** Source data follows **

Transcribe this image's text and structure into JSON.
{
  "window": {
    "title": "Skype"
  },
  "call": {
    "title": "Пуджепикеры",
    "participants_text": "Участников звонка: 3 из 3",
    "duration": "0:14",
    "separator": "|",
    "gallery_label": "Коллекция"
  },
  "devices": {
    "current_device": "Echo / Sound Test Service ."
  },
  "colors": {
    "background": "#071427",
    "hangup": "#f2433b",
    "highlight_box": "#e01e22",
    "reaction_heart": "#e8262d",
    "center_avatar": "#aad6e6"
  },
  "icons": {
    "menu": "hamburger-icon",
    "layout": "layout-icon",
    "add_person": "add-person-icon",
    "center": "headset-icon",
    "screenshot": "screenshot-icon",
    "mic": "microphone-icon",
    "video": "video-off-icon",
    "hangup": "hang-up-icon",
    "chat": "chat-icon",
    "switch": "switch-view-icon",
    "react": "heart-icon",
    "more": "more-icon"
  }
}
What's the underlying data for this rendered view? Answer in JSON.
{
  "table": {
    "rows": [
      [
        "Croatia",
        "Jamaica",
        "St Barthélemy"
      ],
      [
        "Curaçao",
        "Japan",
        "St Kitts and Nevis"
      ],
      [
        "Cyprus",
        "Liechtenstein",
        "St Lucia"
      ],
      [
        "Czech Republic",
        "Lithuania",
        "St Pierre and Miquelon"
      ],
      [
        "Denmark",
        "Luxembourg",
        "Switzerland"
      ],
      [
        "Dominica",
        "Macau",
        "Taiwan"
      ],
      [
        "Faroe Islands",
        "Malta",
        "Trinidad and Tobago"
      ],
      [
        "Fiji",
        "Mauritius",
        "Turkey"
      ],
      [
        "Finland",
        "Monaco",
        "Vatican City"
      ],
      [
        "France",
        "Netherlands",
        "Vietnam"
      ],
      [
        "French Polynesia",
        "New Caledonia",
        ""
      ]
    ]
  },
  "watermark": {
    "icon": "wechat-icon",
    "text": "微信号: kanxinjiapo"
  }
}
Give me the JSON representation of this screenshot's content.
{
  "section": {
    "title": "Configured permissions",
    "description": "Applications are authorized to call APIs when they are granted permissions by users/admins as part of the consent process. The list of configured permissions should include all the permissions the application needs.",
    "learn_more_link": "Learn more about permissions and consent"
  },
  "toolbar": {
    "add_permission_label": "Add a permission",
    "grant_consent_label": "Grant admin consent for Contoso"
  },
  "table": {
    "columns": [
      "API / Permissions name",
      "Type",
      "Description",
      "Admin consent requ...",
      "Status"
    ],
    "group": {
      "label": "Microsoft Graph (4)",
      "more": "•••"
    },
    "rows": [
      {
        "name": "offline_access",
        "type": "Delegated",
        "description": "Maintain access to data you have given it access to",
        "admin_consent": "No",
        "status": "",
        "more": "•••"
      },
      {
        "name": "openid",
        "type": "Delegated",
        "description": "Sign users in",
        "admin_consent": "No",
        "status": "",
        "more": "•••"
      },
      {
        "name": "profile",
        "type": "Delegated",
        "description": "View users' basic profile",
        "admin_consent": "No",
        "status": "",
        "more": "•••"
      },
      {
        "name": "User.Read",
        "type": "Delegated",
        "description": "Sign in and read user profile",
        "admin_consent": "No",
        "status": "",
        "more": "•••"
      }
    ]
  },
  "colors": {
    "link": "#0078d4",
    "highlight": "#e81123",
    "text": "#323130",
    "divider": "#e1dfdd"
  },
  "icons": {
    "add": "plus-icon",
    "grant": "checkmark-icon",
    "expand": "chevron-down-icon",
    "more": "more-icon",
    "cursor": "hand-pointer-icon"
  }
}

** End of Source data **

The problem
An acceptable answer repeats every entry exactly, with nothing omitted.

Your solution
Transcribe this image's text and structure into JSON.
{
  "window": {
    "title": "Skype"
  },
  "call": {
    "title": "Пуджепикеры",
    "participants_text": "Участников звонка: 3 из 3",
    "duration": "0:14",
    "separator": "|",
    "gallery_label": "Коллекция"
  },
  "devices": {
    "current_device": "Echo / Sound Test Service ."
  },
  "colors": {
    "background": "#071427",
    "hangup": "#f2433b",
    "highlight_box": "#e01e22",
    "reaction_heart": "#e8262d",
    "center_avatar": "#aad6e6"
  },
  "icons": {
    "menu": "hamburger-icon",
    "layout": "layout-icon",
    "add_person": "add-person-icon",
    "center": "headset-icon",
    "screenshot": "screenshot-icon",
    "mic": "microphone-icon",
    "video": "video-off-icon",
    "hangup": "hang-up-icon",
    "chat": "chat-icon",
    "switch": "switch-view-icon",
    "react": "heart-icon",
    "more": "more-icon"
  }
}
What's the underlying data for this rendered view? Answer in JSON.
{
  "table": {
    "rows": [
      [
        "Croatia",
        "Jamaica",
        "St Barthélemy"
      ],
      [
        "Curaçao",
        "Japan",
        "St Kitts and Nevis"
      ],
      [
        "Cyprus",
        "Liechtenstein",
        "St Lucia"
      ],
      [
        "Czech Republic",
        "Lithuania",
        "St Pierre and Miquelon"
      ],
      [
        "Denmark",
        "Luxembourg",
        "Switzerland"
      ],
      [
        "Dominica",
        "Macau",
        "Taiwan"
      ],
      [
        "Faroe Islands",
        "Malta",
        "Trinidad and Tobago"
      ],
      [
        "Fiji",
        "Mauritius",
        "Turkey"
      ],
      [
        "Finland",
        "Monaco",
        "Vatican City"
      ],
      [
        "France",
        "Netherlands",
        "Vietnam"
      ],
      [
        "French Polynesia",
        "New Caledonia",
        ""
      ]
    ]
  },
  "watermark": {
    "icon": "wechat-icon",
    "text": "微信号: kanxinjiapo"
  }
}
Give me the JSON representation of this screenshot's content.
{
  "section": {
    "title": "Configured permissions",
    "description": "Applications are authorized to call APIs when they are granted permissions by users/admins as part of the consent process. The list of configured permissions should include all the permissions the application needs.",
    "learn_more_link": "Learn more about permissions and consent"
  },
  "toolbar": {
    "add_permission_label": "Add a permission",
    "grant_consent_label": "Grant admin consent for Contoso"
  },
  "table": {
    "columns": [
      "API / Permissions name",
      "Type",
      "Description",
      "Admin consent requ...",
      "Status"
    ],
    "group": {
      "label": "Microsoft Graph (4)",
      "more": "•••"
    },
    "rows": [
      {
        "name": "offline_access",
        "type": "Delegated",
        "description": "Maintain access to data you have given it access to",
        "admin_consent": "No",
        "status": "",
        "more": "•••"
      },
      {
        "name": "openid",
        "type": "Delegated",
        "description": "Sign users in",
        "admin_consent": "No",
        "status": "",
        "more": "•••"
      },
      {
        "name": "profile",
        "type": "Delegated",
        "description": "View users' basic profile",
        "admin_consent": "No",
        "status": "",
        "more": "•••"
      },
      {
        "name": "User.Read",
        "type": "Delegated",
        "description": "Sign in and read user profile",
        "admin_consent": "No",
        "status": "",
        "more": "•••"
      }
    ]
  },
  "colors": {
    "link": "#0078d4",
    "highlight": "#e81123",
    "text": "#323130",
    "divider": "#e1dfdd"
  },
  "icons": {
    "add": "plus-icon",
    "grant": "checkmark-icon",
    "expand": "chevron-down-icon",
    "more": "more-icon",
    "cursor": "hand-pointer-icon"
  }
}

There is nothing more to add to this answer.